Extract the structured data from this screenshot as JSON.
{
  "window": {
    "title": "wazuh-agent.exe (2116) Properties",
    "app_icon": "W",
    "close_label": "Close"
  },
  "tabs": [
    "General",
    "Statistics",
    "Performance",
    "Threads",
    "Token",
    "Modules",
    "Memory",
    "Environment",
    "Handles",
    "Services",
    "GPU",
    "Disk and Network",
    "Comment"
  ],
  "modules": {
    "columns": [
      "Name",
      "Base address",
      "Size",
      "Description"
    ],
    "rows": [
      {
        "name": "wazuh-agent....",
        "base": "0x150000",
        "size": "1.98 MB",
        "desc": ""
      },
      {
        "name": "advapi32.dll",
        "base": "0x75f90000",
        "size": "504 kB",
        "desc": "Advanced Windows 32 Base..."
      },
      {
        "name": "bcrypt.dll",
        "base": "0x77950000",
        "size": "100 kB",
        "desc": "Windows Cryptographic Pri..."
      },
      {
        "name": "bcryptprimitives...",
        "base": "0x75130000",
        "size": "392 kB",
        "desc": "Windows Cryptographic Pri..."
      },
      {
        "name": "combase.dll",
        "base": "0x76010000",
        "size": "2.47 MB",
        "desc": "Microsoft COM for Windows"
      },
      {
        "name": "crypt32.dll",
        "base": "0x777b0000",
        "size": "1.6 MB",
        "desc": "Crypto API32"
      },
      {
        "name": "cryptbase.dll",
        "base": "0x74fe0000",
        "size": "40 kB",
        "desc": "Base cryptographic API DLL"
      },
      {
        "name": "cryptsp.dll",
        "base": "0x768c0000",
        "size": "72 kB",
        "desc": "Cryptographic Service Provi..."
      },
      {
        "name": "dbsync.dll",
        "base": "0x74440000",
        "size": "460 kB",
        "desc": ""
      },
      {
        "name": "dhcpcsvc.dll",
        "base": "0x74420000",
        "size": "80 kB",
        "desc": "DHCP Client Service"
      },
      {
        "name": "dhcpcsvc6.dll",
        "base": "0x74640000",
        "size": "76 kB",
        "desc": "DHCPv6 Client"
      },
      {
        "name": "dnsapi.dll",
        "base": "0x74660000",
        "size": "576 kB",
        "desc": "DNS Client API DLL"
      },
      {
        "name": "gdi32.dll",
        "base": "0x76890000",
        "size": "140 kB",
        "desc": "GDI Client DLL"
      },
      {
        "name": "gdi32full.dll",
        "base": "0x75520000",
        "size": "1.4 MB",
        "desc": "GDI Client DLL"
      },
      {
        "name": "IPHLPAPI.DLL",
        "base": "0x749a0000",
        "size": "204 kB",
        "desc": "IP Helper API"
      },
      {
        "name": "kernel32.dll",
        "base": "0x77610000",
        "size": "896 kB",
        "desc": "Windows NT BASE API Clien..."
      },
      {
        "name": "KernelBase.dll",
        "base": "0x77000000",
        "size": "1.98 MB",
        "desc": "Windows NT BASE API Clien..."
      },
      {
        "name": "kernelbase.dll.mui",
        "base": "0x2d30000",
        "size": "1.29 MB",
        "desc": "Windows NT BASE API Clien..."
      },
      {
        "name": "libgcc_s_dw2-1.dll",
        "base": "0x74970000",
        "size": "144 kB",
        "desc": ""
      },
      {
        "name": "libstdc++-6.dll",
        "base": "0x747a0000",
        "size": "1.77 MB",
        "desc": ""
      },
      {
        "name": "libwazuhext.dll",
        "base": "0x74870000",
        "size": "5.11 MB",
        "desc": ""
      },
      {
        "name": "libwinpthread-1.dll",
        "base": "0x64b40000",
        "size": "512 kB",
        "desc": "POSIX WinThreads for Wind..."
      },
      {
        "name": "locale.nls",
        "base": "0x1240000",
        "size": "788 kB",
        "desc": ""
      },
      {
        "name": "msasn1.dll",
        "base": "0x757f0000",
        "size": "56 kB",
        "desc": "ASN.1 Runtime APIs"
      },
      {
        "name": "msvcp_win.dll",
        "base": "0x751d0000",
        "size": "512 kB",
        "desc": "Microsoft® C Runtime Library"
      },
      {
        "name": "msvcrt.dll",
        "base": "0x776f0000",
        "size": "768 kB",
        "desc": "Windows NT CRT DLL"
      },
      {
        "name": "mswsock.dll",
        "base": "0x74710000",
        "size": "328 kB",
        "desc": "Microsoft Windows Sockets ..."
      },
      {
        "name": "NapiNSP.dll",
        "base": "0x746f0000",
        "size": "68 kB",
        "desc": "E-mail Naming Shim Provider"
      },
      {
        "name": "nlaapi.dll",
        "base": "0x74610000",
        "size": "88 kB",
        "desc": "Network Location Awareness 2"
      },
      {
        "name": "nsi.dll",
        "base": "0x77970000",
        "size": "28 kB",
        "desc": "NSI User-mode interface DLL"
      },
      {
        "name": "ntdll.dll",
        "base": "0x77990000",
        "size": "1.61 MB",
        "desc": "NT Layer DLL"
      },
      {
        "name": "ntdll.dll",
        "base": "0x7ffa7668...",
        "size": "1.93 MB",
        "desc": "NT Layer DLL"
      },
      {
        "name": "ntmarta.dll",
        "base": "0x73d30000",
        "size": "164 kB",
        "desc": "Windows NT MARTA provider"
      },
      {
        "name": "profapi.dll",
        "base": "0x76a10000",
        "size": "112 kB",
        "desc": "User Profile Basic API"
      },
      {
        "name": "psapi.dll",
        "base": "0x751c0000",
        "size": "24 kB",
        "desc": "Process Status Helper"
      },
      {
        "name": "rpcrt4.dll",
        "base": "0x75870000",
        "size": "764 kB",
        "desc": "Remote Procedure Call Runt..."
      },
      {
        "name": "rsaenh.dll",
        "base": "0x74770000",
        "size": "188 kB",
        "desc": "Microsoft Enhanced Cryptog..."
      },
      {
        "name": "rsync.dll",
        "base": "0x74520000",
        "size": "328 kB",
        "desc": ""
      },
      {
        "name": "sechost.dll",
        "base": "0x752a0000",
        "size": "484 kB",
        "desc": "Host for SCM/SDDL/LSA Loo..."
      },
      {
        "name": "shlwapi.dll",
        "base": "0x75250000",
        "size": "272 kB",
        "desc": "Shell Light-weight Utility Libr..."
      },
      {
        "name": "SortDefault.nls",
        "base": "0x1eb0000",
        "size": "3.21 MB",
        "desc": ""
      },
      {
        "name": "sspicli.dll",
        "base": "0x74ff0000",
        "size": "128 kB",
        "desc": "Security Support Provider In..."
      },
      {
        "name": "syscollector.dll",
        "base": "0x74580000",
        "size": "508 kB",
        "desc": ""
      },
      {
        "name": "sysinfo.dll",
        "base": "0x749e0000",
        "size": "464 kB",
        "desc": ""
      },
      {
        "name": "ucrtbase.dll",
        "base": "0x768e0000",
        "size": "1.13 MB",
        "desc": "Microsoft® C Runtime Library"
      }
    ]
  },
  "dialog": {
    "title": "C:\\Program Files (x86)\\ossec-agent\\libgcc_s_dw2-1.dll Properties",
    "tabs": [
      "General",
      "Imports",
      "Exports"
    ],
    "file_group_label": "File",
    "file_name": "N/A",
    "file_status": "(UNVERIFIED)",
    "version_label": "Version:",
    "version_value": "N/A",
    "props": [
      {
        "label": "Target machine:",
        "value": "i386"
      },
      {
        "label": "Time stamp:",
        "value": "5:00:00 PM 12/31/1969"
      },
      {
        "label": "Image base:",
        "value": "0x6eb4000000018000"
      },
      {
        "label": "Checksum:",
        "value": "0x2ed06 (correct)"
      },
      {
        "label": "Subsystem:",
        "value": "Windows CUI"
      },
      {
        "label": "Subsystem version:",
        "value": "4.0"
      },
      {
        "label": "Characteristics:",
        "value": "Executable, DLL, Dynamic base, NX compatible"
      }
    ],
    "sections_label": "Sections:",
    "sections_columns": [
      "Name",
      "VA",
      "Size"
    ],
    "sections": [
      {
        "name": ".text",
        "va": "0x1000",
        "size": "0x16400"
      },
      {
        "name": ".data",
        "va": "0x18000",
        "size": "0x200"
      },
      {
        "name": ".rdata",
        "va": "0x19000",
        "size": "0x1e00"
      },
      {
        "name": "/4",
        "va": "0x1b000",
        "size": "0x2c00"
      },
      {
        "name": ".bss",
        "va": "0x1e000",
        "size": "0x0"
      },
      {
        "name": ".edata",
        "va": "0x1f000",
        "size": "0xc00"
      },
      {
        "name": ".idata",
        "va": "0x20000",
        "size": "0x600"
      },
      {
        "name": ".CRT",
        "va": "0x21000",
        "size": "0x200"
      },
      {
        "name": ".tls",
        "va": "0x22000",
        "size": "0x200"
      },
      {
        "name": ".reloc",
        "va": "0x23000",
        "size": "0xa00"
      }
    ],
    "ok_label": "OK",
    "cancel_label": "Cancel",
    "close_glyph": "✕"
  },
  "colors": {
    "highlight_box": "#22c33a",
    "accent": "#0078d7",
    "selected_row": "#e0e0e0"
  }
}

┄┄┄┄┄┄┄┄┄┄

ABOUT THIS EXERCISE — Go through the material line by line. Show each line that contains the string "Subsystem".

RESULT OF THIS TASK —
        "label": "Subsystem:",
        "label": "Subsystem version:",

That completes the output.